I treated this situation like the many other interesting (odd) ones I've found myself in as a result of Will's fascinating mind;  I told him he had done a really good job and secretly wondered what creative thing he would think to do next.  Apparently, though, he liked this presidential hairstyle idea so much that he wanted to stick with it for awhile.   Last night after Will had showered and put his pjs on, I heard him repeatedly running back and forth between his room and the bathroom, with a significant pause in each location.  When I went upstairs, I found Will's Scholastic Almanac open on his bed; he was dashing in to study a photo in the book, and then racing back to the bathroom to comb another section of his hair just so.  When he was pleased with what he saw in the mirror, he proudly looked at me and declared that he was...

Are you thinking maybe George Washington or Abraham Lincoln?  Perhaps Richard Nixon or John F. Kennedy, or maybe Ronald Reagan?  Nope.
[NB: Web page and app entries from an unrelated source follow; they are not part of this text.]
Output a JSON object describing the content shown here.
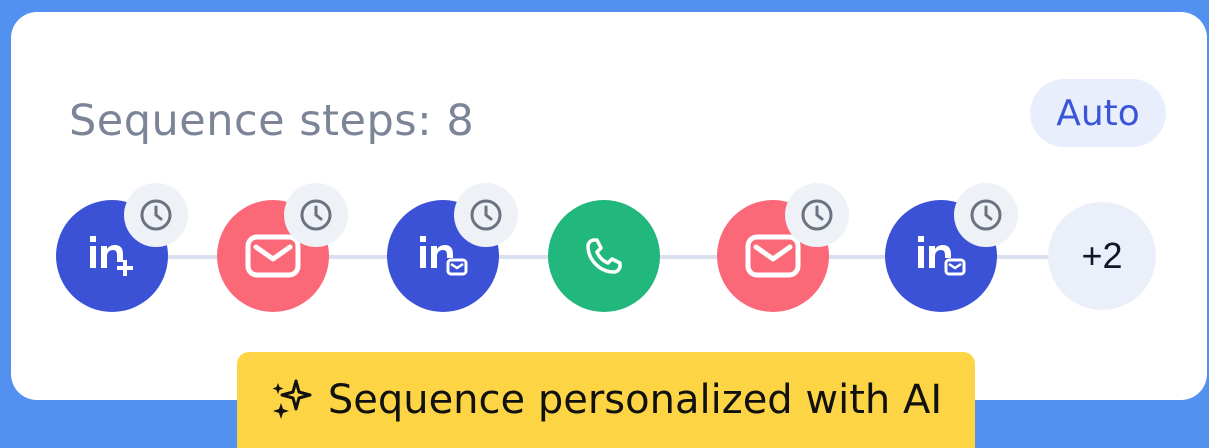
{
  "card": {
    "title": "Sequence steps: 8",
    "mode_badge": "Auto"
  },
  "steps": [
    {
      "type": "linkedin-connect",
      "icon": "linkedin-connect-icon",
      "delayed": true
    },
    {
      "type": "email",
      "icon": "email-icon",
      "delayed": true
    },
    {
      "type": "linkedin-message",
      "icon": "linkedin-message-icon",
      "delayed": true
    },
    {
      "type": "call",
      "icon": "phone-icon",
      "delayed": false
    },
    {
      "type": "email",
      "icon": "email-icon",
      "delayed": true
    },
    {
      "type": "linkedin-message",
      "icon": "linkedin-message-icon",
      "delayed": true
    }
  ],
  "more_steps": "+2",
  "ai_banner": {
    "icon": "sparkles-icon",
    "text": "Sequence personalized with AI"
  },
  "colors": {
    "background": "#5291ef",
    "linkedin": "#3b52d6",
    "email": "#fb6878",
    "call": "#22b77c",
    "badge_text": "#3b55d9",
    "banner": "#fdd443"
  }
}
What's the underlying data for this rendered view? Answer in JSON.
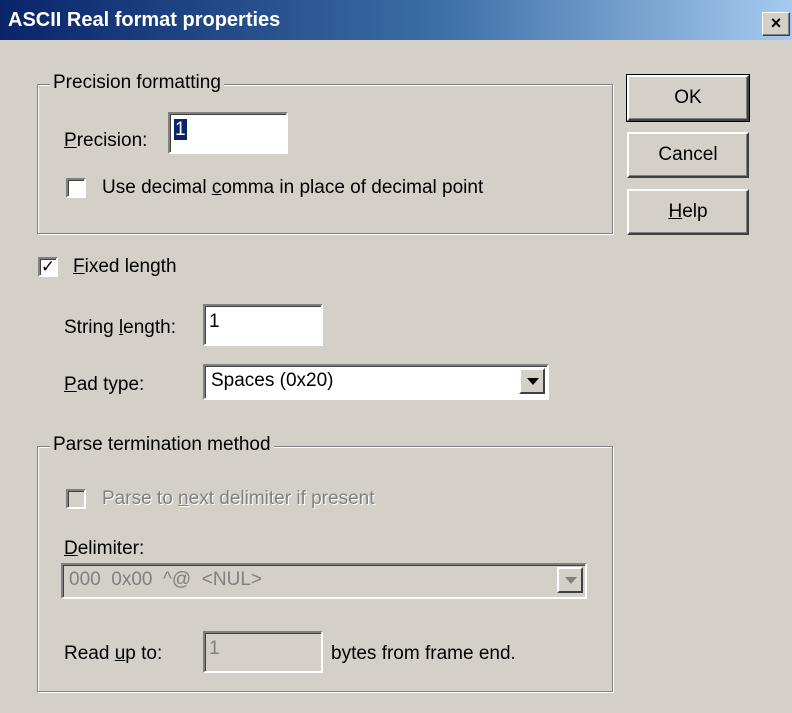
{
  "window": {
    "title": "ASCII Real format properties",
    "close_glyph": "×"
  },
  "precision_group": {
    "label": "Precision formatting",
    "precision_label_pre": "",
    "precision_label_key": "P",
    "precision_label_post": "recision:",
    "precision_value": "1",
    "decimal_comma": {
      "pre": "Use decimal ",
      "key": "c",
      "post": "omma in place of decimal point",
      "checked": false
    }
  },
  "buttons": {
    "ok": "OK",
    "cancel": "Cancel",
    "help_key": "H",
    "help_post": "elp"
  },
  "fixed_length": {
    "key": "F",
    "post": "ixed length",
    "checked": true,
    "check_glyph": "✓"
  },
  "string_length": {
    "pre": "String ",
    "key": "l",
    "post": "ength:",
    "value": "1"
  },
  "pad_type": {
    "key": "P",
    "post": "ad type:",
    "selected": "Spaces (0x20)"
  },
  "parse_group": {
    "label": "Parse termination method",
    "next_delim": {
      "pre": "Parse to ",
      "key": "n",
      "post": "ext delimiter if present",
      "checked": false
    },
    "delimiter_label_key": "D",
    "delimiter_label_post": "elimiter:",
    "delimiter_value": "000  0x00  ^@  <NUL>",
    "read_up_to_pre": "Read ",
    "read_up_to_key": "u",
    "read_up_to_post": "p to:",
    "read_up_to_value": "1",
    "bytes_suffix": "bytes from frame end."
  }
}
Ulysses Simpson Grant!(?)!
I really wish I had thought also to take photo of his Bill Clinton do -- it was bang on!
Will happily told me last night that he is going to style his hair like a different American president every evening from now on.  The enthusiasm with which he's approaching this little project of his makes me smile.   For as many times as I've been frustrated with his inability to stay on task when we're trying to get something done, I've also loved the way Will shows me that the same old things don't always have to be done in the same old way; there is always potential for the unique and the entertaining in the day-to-day. 
I noticed earlier this afternoon that Will's almanac is once again on his bed; it is sitting open and upside-down with a page in it carefully marked.  I wonder which American president I'll be reading stories with tonight.... 
Update:  I couldn't leave you in suspense.  Shortly after I posted this, Will came downstairs as Theodore Roosevelt.  You're welcome.

This post about something that made me smile is linked to this week's Writer's Workshop over at Mama's Losin' It.




  1. Fantastic story, Lisa. I love how creative and expressive he is. I love that you are reminding yourself that the benefits of this creativity and expressiveness (is that a real word?) are worth the costs.

    1. Thanks, Erin! He really is such a creative little guy -- he makes our world a very interesting place, and I love that about him. :) So glad you stopped by!

  2. ha...that is adorable. I love children's imagination at work!